CORALVILLE, Iowa (CBS 2/ FOX 28) — The InsideOut Re-entry program hosted its inaugural parolee simulation on Wednesday at the Kirkwood Regional Center.
Over 50 volunteers participated in the simulation. City officials, business owners, landlords and residents role-played what it would be like to live a month in the life of someone recently released from incarceration.
"Essentially, it was a frustrating process," said Councilmember Jim Sayre.
In the simulation, Sayre said he couldn't believe one moment he was waiting in line to get an ID, to living in a halfway house after not paying rent, and finally ending up back in jail for not having the resources he needed to make frequent visits to the courthouse for his parole.
"You realize one minor step backward can really affect an entire outcome," he said.

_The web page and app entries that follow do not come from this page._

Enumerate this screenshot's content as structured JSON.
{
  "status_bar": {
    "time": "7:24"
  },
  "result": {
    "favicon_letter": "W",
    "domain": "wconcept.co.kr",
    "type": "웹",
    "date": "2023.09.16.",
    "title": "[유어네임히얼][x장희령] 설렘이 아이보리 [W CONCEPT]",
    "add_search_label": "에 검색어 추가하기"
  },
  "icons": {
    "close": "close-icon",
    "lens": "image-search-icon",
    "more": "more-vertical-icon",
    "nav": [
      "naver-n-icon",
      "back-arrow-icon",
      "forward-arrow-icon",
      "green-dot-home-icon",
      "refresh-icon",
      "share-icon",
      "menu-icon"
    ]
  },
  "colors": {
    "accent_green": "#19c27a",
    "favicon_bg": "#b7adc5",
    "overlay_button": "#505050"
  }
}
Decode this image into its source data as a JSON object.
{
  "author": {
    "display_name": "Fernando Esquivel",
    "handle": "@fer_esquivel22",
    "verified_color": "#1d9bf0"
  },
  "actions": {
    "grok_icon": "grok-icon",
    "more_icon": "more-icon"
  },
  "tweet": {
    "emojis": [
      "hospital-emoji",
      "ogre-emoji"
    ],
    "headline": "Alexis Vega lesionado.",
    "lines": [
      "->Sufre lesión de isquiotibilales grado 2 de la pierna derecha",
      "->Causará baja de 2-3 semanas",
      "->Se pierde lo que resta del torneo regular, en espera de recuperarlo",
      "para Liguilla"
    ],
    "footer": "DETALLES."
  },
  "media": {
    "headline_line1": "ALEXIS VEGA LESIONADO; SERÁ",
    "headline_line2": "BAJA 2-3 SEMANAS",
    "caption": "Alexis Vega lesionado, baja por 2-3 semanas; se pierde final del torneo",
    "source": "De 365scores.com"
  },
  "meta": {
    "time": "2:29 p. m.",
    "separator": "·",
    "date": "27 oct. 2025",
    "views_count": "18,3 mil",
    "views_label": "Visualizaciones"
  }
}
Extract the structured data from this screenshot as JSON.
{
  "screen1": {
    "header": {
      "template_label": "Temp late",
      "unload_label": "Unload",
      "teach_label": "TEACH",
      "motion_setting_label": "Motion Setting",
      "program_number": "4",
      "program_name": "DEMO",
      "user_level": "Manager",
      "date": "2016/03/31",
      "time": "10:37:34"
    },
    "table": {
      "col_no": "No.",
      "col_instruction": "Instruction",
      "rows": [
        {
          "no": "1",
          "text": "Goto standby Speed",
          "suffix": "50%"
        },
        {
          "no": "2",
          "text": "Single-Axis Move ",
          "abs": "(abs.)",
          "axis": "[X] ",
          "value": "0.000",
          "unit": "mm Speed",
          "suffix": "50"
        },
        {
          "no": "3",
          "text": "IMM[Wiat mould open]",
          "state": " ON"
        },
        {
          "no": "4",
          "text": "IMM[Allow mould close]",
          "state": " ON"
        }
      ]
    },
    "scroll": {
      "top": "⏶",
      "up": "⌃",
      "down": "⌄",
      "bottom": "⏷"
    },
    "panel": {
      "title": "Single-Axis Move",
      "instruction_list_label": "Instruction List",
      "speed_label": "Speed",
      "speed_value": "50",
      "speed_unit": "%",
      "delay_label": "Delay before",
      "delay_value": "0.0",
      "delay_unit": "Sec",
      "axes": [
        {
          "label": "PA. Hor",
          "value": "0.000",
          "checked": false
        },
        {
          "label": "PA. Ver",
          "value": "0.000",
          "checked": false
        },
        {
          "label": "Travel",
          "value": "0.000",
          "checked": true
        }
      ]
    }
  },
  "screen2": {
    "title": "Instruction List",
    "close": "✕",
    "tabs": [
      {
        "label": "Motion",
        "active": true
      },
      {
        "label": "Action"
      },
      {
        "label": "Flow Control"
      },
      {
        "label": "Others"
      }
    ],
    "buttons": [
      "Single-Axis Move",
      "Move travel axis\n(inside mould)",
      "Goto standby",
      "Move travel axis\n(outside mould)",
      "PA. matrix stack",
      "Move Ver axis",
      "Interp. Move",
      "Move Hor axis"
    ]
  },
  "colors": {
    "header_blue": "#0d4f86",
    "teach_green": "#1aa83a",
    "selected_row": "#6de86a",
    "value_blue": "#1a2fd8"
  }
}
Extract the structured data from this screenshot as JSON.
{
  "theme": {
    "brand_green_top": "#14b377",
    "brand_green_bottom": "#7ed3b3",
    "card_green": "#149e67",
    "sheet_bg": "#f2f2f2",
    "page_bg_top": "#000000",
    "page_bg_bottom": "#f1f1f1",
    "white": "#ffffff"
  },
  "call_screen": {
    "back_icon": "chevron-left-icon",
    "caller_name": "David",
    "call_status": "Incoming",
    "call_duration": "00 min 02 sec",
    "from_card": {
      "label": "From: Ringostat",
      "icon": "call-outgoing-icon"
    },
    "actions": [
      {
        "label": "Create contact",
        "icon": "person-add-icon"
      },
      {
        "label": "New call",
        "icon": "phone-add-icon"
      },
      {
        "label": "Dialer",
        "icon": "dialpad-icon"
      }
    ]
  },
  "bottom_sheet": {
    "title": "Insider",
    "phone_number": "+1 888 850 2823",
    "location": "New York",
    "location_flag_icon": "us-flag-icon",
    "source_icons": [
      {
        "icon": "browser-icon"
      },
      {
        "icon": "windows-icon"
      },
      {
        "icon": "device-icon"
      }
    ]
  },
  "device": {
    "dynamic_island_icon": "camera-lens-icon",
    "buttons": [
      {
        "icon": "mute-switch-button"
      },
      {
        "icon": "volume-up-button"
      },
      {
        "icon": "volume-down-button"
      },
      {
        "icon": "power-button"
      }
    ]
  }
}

He thinks parolees might need a little extra help, to make the transition successful, especially because everything from getting an ID to getting a job takes more of a process to go through than the average resident without a conviction.
"I think we need to be focusing on what are those processes we make people go through," he said.
It is the same process some of InsideOut's members went through and continue to go through every day.
"It's just really stressful. A lot of people get bad anxiety. I did," said former parolee Letisha Molina.
6 years after serving her last drug arrest, Molina said she has finally created a new life in Iowa City.
"I wanted to get clean and sober and I did it, and I didn't want to go back to prison," she said. "You got to have patience, don't give up."
Molina's success did not come easy.
She, and others within the program, who have set goals for themselves before coming out of incarceration, are the exception to the overwhelming number of incarcerated people who face daily hurdles making money, paying rent and ultimately avoiding going back into the system.
InsideOut members hope more parolees can continue to become exceptions to the struggles of life after prison, and they believe by teaching those in the community about struggles of life after parolee is a good place to start.